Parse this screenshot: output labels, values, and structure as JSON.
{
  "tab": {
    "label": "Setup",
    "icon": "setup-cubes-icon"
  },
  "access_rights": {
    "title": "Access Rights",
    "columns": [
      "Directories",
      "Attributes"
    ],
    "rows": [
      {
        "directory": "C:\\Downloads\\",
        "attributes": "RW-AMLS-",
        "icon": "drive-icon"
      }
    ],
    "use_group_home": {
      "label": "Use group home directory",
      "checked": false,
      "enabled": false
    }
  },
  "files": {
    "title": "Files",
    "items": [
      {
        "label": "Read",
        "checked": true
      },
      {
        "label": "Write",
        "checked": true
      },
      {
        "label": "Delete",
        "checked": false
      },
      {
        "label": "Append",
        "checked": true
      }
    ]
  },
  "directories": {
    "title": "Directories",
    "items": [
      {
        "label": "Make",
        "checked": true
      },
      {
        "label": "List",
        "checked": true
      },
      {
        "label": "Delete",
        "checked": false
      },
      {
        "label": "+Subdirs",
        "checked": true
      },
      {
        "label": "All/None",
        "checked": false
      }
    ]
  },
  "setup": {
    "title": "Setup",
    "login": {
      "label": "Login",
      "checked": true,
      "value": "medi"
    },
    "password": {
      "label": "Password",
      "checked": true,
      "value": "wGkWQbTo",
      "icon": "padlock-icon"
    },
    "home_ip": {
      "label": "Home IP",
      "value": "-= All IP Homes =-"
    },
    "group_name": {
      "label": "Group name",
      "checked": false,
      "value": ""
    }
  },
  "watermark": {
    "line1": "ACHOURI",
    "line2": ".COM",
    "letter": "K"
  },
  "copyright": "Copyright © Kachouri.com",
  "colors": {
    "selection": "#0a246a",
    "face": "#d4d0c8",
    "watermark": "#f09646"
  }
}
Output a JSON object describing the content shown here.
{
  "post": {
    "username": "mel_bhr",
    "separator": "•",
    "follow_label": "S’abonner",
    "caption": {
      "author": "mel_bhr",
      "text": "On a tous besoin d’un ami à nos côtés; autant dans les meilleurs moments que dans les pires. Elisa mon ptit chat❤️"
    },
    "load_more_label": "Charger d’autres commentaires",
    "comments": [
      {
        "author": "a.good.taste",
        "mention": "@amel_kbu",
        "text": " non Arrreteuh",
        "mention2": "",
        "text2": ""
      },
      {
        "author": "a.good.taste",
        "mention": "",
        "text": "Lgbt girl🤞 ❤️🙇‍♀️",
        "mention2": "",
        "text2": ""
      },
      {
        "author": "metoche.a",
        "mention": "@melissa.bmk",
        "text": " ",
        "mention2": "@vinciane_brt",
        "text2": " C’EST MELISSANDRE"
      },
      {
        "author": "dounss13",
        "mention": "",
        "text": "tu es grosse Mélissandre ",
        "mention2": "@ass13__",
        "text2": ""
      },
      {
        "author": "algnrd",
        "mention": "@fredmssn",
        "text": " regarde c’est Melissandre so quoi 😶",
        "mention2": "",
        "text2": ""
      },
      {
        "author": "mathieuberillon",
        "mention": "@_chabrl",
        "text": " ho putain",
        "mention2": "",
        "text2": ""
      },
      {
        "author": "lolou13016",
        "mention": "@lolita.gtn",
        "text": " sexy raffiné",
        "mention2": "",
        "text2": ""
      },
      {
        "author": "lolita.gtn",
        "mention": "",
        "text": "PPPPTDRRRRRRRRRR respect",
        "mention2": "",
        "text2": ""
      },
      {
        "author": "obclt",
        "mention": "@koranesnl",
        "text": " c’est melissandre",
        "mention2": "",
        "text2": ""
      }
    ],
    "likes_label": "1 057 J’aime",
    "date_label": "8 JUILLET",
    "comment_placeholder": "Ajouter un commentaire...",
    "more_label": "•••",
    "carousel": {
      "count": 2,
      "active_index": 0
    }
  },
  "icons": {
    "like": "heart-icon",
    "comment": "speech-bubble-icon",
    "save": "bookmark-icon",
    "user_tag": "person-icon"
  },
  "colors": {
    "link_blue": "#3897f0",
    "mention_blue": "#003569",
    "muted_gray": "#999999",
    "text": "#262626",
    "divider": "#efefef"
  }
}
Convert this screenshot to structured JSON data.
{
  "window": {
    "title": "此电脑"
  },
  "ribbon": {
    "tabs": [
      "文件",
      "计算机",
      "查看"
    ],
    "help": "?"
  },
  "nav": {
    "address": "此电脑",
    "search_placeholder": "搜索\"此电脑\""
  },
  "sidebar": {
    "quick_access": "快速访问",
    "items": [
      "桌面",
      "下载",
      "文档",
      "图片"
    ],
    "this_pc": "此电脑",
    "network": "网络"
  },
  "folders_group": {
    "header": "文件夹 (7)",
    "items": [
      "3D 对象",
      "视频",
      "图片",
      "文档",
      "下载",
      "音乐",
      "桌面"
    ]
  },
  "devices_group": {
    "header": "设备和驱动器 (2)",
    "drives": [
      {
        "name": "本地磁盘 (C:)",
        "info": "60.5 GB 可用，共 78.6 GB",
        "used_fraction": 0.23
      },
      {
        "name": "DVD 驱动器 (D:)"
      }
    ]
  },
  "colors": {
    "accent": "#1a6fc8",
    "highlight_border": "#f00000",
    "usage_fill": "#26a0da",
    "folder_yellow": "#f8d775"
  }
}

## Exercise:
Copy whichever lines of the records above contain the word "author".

## Exercise solution:
      "author": "mel_bhr",
        "author": "a.good.taste",
        "author": "a.good.taste",
        "author": "metoche.a",
        "author": "dounss13",
        "author": "algnrd",
        "author": "mathieuberillon",
        "author": "lolou13016",
        "author": "lolita.gtn",
        "author": "obclt",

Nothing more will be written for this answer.